The ABCs of Virtual Classroom Etiquette
When switching to an online school, children have many adjustments to make—including learning how to navigate a virtual classroom. As a Learning Coach, you can help your kids adapt smoothly and avoid embarrassment or misunderstandings by preparing them in advance. Using the alphabetical guide below should assist you in coaching your kids to become successful virtual classroom students—and help them start the new school year off right!
A is for Avoid Acronyms
Make your children aware that while they may be comfortable with using and reading common acronyms such as LOL (laugh out loud) and TTYL (talk to you later), not all users are as familiar with these abbreviations. Help kids understand that being clear by spelling things out will help them avoid confusion and misunderstandings with their teacher and classmates.
B is for Brevity
Explain to students that while participating in virtual classroom discussions, they should keep their answers short and on-topic. Students can also note their opinions and answers by using the status indicators found in most virtual classrooms. Clicking the “I agree” button can get a point across just as well as typing a message in the chat box.
C is for Courtesy
Courtesy goes a long way in any setting, including virtual classrooms. Help your children understand that their good manners should carry over to online meetings, too.

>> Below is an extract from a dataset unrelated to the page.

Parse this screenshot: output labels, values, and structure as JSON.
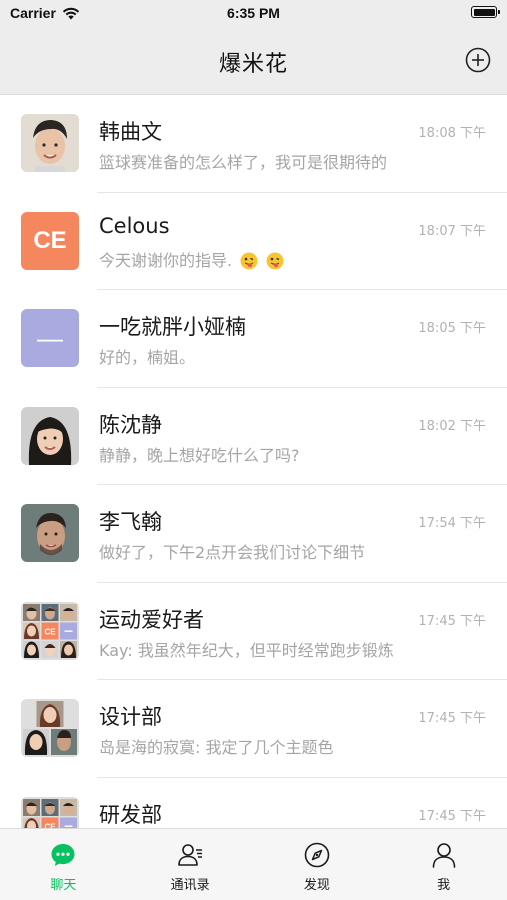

- Students should use their real names.
- Make sure your kids know how to raise their “virtual hands” and wait to be recognized when responding to a question or comment.
- Teach your children that even online you expect them to say “please” and “thank you.”
- Remind them to address the teacher and other virtual school students in a respectful manner, even when disagreeing.
- Advise students to avoid using all uppercase letters; this is often considered the equivalent of shouting.
D is for Ditching Distractions
Before a virtual classroom session begins, have your children eliminate environmental distractions that may divert their attention away from learning.
- Clear the room of playful pets or noisy siblings.
- Minimize background noise by turning off the TV and radio.
- Turn off cell phones. (No multitasking during class!)
- Remind them not to let the microphone broadcast unless they are asked to speak.
E is for Early
It’s important that virtual school students be prepared before class! They should download any necessary software and connect and test devices like microphones or video cameras before the lesson begins. Students should also exit other applications on their computers prior to launching the classroom software.
F is for Focus … and Friendships
Remind your kids that although the teacher may not be able to see them, you expect them to pay close attention. Make sure they do the following things:
- Focus on the classroom conversation and activities.
- Take notes on the information presented.
- Ask relevant questions to clarify the material covered or assignments given.
- Not join sideline chats with classmates when the teacher is speaking.
At the same time, Learning Coaches should recognize that virtual school isn’t all work and no play! By joining in class discussions, bantering with classmates, and working on group projects in the virtual classroom, kids can form new friendships and become part of a close community of online learners. If your family has time, be sure to encourage your children to join extracurricular activities that interest them, too.
G is for Good Intentions
Encourage kids to read and interpret virtual classroom messages with the assumption that teachers and classmates have good intentions. You can also assist them in developing good online communication skills by discussing the misunderstandings and problems that can arise.
- Explain how, without seeing their facial expressions, other people may not know when they are kidding or being sarcastic.
- Suggest that kids reread their own messages for friendliness and respect before sending.
- Advise them that what seems like a short or abrupt answer from a classmate (or teacher) probably doesn’t mean anger—the other person might just be busy.
- Caution them against feeling “anonymous” online and slipping into a mean or mocking tone—or revealing much-too-personal information.
Keep in mind that you may need to review this information (as well as the rules for Internet safety when they’ll be working online) more than once, particularly if your children are young, energetic, or boisterous. Although this may seem like a lot to remember, many of these “rules” are simply the electronic versions of traditional classroom expectations. Within a few weeks, these pointers will be second nature to your children as they become familiar with this new way of communicating with teachers and classmates—and their exciting new method of learning!
What pointers do you suggest for helping kids adjust to the virtual school environment? Share your ideas and insights in the comments.